Place the bread flour and five-spice powder in a large mixing bowl. Stir to mix everything. Gradually add in the water and knead with hands until you can form a dough. If the dough feels a little bit at a dry side, it's okay. I actually like it a little bit dry (it makes the noodle more "firm"). But if you want to add a bit more water so it's not as dry, that's perfectly fine too. It really is a matter of preference
Wrap the dough in plastic wrap and let it rest for 30 minutes. I used to find resting dough is "annoying" because it's wasting time, but over the years I've learned that it's an important step and letting the dough rest will allow the gluten to develop and relax.

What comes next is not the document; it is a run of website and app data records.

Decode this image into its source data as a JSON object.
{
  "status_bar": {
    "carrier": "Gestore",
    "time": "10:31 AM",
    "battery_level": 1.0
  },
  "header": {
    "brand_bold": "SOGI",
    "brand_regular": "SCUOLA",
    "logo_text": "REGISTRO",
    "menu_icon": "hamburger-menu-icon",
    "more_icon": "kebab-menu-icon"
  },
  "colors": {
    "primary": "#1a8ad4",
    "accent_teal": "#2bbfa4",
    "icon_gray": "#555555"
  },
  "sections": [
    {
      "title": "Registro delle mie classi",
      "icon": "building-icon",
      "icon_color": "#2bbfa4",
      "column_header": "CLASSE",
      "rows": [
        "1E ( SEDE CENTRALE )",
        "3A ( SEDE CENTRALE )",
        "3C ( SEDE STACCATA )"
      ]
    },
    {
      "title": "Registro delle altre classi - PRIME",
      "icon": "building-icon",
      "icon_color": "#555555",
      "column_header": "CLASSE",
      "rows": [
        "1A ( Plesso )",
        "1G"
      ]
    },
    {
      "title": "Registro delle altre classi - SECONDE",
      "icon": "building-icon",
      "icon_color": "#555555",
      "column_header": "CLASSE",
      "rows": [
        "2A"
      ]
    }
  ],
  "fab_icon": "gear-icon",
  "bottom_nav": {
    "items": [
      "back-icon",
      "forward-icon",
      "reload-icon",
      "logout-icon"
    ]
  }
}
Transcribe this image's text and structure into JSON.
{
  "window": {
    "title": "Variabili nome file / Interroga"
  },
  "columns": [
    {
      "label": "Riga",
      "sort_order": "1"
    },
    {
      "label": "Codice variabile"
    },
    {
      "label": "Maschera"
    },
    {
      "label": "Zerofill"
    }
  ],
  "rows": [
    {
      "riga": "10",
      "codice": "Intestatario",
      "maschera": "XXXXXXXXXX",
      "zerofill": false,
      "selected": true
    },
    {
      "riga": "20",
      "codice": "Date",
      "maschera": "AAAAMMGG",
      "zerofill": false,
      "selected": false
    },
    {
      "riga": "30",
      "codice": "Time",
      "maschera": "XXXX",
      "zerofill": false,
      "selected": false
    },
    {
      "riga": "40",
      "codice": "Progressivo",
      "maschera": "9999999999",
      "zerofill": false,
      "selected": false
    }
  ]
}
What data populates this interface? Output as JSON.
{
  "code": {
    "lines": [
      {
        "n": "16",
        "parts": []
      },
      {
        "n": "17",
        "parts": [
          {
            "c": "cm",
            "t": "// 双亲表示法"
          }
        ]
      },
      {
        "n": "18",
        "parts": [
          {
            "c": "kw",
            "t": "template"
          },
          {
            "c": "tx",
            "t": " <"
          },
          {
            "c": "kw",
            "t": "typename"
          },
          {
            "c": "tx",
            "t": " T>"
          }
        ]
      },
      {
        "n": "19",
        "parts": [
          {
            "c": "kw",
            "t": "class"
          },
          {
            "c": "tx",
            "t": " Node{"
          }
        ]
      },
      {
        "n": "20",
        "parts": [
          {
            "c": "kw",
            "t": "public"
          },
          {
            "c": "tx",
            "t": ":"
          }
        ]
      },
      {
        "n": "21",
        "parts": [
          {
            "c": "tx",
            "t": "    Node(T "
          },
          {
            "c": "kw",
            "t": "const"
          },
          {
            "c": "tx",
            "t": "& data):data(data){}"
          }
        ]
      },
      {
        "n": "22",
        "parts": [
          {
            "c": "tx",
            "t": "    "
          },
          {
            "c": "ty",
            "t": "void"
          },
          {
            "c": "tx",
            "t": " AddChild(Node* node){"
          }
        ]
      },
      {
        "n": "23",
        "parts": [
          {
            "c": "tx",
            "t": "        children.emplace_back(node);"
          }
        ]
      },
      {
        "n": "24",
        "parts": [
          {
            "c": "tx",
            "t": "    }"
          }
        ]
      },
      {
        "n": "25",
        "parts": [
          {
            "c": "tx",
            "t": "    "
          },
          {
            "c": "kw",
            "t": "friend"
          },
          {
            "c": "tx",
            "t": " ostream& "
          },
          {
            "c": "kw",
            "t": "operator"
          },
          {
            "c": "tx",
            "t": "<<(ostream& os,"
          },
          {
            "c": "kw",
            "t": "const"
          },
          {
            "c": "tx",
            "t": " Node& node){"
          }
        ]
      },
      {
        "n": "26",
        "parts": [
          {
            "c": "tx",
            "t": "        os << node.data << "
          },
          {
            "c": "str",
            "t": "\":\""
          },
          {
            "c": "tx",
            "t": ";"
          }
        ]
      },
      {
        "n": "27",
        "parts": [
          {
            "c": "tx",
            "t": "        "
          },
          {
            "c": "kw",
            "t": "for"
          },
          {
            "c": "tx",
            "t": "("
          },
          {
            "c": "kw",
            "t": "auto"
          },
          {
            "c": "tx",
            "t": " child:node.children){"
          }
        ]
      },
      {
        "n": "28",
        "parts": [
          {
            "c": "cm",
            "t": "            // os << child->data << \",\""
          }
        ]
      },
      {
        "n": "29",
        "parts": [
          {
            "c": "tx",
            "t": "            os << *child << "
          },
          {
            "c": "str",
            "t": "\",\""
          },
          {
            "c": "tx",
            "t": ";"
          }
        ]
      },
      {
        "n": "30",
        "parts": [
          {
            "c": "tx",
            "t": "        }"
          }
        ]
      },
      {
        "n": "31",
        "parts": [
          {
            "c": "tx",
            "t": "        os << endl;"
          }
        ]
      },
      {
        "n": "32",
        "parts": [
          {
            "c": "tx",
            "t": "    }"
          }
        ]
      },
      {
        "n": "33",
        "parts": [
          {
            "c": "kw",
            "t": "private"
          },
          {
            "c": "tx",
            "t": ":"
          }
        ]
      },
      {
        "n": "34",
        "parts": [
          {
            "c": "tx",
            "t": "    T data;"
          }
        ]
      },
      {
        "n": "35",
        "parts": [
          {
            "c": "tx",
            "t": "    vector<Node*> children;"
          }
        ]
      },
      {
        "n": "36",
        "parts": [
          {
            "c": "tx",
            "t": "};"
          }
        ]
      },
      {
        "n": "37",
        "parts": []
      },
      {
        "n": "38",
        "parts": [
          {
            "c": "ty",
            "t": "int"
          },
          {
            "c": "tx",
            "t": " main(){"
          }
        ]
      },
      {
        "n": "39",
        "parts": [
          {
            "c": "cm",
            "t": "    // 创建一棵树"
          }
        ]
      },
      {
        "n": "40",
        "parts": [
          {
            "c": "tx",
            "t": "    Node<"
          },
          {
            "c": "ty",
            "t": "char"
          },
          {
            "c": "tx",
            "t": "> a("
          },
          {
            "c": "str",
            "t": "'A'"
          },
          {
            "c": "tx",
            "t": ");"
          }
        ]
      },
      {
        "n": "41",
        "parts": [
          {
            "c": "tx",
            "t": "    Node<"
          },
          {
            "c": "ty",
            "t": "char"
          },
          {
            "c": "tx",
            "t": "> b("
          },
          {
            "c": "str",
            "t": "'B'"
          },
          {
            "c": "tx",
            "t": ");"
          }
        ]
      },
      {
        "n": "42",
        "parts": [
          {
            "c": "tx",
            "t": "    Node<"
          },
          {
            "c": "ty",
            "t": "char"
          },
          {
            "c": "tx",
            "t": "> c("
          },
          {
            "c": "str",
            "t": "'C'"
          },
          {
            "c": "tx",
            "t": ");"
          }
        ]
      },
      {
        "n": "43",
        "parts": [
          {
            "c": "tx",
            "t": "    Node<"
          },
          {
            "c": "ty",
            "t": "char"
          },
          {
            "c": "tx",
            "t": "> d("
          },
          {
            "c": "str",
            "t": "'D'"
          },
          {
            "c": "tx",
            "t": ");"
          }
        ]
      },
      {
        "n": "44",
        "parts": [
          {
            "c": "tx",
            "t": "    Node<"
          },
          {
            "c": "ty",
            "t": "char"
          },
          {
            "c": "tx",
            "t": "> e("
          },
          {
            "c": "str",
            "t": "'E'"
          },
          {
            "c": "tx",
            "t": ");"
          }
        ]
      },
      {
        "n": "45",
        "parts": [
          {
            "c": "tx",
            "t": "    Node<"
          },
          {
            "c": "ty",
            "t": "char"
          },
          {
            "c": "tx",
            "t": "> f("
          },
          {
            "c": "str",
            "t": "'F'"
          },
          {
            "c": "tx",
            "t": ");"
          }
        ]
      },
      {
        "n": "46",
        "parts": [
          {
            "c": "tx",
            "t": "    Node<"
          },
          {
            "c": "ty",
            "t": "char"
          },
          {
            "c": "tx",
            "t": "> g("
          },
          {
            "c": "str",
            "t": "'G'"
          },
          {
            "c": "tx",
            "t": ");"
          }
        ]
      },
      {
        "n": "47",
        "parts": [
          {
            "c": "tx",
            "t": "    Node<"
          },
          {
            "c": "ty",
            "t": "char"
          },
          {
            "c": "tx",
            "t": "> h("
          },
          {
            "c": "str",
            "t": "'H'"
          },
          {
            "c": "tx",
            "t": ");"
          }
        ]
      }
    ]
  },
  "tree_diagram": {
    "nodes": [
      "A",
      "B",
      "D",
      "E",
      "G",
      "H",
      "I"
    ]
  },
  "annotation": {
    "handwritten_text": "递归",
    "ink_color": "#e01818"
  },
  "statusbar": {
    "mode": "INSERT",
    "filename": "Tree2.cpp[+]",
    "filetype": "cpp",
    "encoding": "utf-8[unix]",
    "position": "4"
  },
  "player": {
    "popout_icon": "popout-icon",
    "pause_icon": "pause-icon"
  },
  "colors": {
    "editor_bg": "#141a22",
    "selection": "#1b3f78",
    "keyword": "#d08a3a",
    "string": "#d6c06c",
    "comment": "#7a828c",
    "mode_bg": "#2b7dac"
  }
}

After the dough has rested, dust your working surface with some flour. Roll it out with a rolling pin into rectangle, about 1/4-inch in thickness. Rotate the dough so that the short end is near you now. Dust generously with flour and then fold 1/3 of the bottom into the middle and then fold again to the other end. Use a very sharp knife or pastry cutter to cut into strands. It's up to you how thin or thick you want to cut it. Unfold each strand of noodles and dust generously with flour. Continue with the rest of the dough
When ready to serve, bring a large pot of water to a boil. Make sure there's plenty of water. Noodles that are cooked with not enough water will be starchy and gummy. Once the water is boiling, add the strands of noodles in and use a pasta spatula or chopstick to stir the noodles to prevent them sticking to the bottom of the pot or to each other. Fresh noodle usually only needs about 1 to 1 1/2 minutes to cook. Drain off the water and rinse with cold water to wash off extra starch and to stop the cooking process. Noodles are ready to be served in soup or stir-fried